Adam Liptak had an incredible report in yesterday’s New York Times that surely adds fuel to fire on the government’s warrant-less snooping. You will recall Clapper v. Amnesty International where a group of activists, lawyers, various groups challenged the 2008 surveillance law (FISA Amendments Act) permitting programmatic surveillance. Obama’s Solicitor General Donald Verrilli moved to dismiss for lack of standing because those suing could not show they had actually been harmed by the program. How, in effect, would they know if their communications had been intercepted. How indeed?

The Court agreed with Verrilli. However, a significant admission by Verrilli was made in his brief and oral argument that those under arrest from information gathered by the 2008 law had standing to challenge its constitutionality. Prosecutors would have to give disclose this information to the accused.

Contrary to Verrilli’s statement to the Court in October of last year, the practice subsequently by federal prosecutors has been the opposite.
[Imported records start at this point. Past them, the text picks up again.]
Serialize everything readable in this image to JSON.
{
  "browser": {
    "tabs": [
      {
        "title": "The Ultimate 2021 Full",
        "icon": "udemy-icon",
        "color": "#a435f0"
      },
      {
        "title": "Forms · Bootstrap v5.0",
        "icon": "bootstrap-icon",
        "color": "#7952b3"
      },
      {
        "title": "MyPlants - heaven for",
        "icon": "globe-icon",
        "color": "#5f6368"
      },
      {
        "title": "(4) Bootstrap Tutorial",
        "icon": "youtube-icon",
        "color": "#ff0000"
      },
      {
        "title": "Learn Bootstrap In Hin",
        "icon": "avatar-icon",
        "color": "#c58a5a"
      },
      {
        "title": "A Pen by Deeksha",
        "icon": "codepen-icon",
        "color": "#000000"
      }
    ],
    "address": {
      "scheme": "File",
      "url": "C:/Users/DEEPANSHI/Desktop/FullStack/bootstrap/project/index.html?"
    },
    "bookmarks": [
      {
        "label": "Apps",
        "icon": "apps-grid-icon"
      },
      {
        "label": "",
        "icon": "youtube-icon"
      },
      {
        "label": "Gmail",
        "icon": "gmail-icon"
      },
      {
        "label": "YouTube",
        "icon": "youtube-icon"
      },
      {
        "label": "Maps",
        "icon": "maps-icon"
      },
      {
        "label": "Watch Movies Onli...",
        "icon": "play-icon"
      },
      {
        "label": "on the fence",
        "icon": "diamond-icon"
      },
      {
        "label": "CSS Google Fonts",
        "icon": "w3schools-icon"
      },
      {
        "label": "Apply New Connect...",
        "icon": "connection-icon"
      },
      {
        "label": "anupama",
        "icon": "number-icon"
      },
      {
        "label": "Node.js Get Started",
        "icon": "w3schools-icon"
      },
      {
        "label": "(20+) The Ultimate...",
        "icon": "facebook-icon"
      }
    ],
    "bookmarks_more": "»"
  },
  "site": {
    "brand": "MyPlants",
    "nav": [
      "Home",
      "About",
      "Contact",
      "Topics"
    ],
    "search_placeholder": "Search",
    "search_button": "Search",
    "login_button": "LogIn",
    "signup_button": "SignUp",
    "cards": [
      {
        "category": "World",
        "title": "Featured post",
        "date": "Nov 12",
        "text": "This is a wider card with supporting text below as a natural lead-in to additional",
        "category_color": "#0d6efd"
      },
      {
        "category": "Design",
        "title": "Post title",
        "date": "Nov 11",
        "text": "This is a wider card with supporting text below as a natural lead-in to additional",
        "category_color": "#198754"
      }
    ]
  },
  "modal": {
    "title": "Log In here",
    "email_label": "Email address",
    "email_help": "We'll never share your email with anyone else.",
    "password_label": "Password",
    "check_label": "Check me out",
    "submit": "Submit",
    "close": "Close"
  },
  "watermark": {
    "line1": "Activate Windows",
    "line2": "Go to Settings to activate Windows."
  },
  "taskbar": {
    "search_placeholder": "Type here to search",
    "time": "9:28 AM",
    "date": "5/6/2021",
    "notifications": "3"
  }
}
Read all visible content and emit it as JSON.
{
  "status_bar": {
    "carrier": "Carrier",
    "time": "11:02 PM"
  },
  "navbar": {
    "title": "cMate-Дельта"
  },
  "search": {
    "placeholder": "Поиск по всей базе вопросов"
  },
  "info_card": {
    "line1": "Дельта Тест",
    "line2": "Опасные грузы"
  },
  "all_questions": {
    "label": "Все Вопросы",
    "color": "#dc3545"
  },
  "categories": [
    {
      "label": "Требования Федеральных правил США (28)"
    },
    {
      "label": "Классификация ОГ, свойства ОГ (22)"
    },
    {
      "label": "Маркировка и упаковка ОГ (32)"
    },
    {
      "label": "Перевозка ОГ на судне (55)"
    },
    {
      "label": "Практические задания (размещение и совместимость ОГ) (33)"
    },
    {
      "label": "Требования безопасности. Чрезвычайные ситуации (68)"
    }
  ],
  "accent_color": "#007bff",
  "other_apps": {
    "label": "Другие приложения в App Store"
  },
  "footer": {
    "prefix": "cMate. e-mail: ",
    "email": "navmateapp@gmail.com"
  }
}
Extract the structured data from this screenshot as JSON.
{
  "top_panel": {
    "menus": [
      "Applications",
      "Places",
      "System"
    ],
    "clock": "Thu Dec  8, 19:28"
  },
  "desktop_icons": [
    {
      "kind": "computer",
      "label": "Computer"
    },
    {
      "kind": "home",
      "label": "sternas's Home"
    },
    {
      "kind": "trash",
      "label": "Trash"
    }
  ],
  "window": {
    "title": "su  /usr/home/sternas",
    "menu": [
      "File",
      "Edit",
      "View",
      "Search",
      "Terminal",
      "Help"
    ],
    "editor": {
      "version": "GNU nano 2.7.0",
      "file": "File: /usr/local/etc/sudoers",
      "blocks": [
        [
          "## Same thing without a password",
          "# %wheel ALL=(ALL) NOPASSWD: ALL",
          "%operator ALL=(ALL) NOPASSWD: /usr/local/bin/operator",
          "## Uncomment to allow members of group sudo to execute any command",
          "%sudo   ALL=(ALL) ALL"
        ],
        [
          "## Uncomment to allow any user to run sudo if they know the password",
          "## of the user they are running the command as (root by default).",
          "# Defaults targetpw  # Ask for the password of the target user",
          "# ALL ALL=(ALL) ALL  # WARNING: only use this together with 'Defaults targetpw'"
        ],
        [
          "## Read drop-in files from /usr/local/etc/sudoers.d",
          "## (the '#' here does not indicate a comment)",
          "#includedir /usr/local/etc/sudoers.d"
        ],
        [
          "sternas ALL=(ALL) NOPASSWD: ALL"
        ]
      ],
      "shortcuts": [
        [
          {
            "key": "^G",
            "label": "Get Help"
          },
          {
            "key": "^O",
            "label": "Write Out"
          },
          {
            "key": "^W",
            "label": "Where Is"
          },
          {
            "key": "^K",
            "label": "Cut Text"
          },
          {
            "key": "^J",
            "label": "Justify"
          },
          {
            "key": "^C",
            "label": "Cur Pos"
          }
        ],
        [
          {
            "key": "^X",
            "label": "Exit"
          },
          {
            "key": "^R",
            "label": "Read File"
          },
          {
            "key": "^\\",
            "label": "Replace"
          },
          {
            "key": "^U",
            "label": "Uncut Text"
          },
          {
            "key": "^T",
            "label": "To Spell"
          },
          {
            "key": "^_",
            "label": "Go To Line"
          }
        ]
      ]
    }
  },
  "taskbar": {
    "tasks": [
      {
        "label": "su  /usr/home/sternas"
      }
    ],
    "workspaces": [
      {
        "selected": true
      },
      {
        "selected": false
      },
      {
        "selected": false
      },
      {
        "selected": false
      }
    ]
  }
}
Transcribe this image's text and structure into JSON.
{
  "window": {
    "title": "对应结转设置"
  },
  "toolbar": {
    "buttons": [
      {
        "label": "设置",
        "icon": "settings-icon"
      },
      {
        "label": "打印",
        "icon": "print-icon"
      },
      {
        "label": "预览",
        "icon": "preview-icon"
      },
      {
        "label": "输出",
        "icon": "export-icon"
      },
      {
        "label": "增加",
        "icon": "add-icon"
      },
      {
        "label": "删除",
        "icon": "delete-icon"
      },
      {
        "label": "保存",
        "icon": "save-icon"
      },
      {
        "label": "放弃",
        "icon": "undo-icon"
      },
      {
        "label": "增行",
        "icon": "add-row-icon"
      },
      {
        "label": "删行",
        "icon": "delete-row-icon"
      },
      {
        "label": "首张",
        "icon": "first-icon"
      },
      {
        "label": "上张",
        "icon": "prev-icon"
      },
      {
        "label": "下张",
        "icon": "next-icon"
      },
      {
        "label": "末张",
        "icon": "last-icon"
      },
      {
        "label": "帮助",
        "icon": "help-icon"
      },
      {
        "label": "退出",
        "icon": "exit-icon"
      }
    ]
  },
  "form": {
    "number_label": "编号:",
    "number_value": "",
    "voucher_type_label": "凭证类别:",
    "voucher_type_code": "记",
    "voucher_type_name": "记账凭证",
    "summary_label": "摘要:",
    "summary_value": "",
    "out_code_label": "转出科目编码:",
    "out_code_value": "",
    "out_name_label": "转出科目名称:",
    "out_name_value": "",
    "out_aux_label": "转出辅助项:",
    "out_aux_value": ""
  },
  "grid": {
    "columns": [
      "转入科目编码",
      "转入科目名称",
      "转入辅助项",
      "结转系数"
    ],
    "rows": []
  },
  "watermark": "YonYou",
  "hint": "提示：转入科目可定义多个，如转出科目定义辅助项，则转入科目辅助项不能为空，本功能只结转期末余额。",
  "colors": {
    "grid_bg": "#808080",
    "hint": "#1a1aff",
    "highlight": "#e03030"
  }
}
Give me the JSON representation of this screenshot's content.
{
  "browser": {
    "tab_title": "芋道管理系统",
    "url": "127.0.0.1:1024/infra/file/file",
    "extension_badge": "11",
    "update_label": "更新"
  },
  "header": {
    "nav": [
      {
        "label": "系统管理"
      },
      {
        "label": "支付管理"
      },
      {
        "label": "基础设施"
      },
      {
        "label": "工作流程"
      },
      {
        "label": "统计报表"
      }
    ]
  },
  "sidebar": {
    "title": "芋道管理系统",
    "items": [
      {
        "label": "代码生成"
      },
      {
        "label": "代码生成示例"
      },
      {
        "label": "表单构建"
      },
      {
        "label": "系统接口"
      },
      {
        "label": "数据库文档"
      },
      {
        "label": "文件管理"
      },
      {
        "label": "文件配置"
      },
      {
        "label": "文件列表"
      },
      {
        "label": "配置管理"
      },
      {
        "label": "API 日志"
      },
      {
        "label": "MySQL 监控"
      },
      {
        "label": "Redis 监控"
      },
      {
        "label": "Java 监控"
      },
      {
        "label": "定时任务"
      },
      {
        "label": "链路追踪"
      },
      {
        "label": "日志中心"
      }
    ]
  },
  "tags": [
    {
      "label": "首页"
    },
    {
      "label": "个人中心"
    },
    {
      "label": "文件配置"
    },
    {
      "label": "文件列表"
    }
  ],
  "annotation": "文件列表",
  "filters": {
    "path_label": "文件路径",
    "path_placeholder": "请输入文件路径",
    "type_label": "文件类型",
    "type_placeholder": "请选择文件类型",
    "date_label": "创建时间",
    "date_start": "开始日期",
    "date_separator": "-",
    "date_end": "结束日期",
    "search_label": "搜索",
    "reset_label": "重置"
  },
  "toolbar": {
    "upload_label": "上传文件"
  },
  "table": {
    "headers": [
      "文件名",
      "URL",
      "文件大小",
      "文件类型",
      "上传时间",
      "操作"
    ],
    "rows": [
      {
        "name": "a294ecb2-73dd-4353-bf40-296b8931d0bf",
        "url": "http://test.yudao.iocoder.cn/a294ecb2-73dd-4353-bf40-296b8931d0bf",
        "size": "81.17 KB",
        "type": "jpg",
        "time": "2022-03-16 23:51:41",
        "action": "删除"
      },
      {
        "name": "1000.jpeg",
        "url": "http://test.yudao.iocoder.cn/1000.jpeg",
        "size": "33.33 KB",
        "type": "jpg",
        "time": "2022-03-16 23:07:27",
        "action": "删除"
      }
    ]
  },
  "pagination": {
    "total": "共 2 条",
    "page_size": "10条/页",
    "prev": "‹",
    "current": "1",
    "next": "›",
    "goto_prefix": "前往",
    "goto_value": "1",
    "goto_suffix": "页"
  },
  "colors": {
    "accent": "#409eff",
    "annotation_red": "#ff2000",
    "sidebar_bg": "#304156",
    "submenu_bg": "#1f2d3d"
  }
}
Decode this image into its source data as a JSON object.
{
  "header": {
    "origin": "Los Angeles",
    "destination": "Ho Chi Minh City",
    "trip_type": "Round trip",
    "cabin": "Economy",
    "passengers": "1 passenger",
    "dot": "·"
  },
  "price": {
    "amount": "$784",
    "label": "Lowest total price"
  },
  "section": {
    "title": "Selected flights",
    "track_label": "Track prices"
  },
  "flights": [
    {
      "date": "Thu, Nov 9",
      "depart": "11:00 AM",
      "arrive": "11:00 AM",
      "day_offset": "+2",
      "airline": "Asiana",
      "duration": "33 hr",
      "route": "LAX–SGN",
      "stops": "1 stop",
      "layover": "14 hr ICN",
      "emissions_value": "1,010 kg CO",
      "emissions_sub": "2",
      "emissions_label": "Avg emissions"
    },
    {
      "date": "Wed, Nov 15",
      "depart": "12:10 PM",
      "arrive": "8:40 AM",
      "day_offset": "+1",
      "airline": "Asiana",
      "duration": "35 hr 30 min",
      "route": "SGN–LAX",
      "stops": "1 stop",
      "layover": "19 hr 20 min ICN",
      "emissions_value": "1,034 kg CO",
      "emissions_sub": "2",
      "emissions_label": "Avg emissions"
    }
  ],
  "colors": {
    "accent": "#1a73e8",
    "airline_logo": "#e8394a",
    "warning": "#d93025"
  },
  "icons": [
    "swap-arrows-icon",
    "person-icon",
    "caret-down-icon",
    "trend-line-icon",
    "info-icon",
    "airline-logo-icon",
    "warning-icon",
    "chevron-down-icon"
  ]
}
Here’s what they are denying, or maybe just don’t know, but that seems doubtful to me. I’m quoting Verrilli

If the government intends to use or disclose information obtained or derived from” surveillance authorized by the 2008 law “in judicial or administrative proceedings, it must provide advance notice of its intent, and the affected person may challenge the lawfulness of the acquisition. (Again, note the phrase “derived from.”)

Liptak reports on 2 prosecutions this year where an arrest was made, most likely, on the basis of information obtained from the 2008 law, but prosecutors have refused to reveal the source of that information to the accused. They can’t challenge what they don’t know for sure. Federal prosecutors are so far ducking Verrilli’s claim made before the Supreme Court. In one case, the federal judge has ordered them to disclose it and the feds have filed for reconsideration. In effect, the Court’s question to Verrilli remains: Can anyone challenge the 2008 surveillance law’s constitutional status?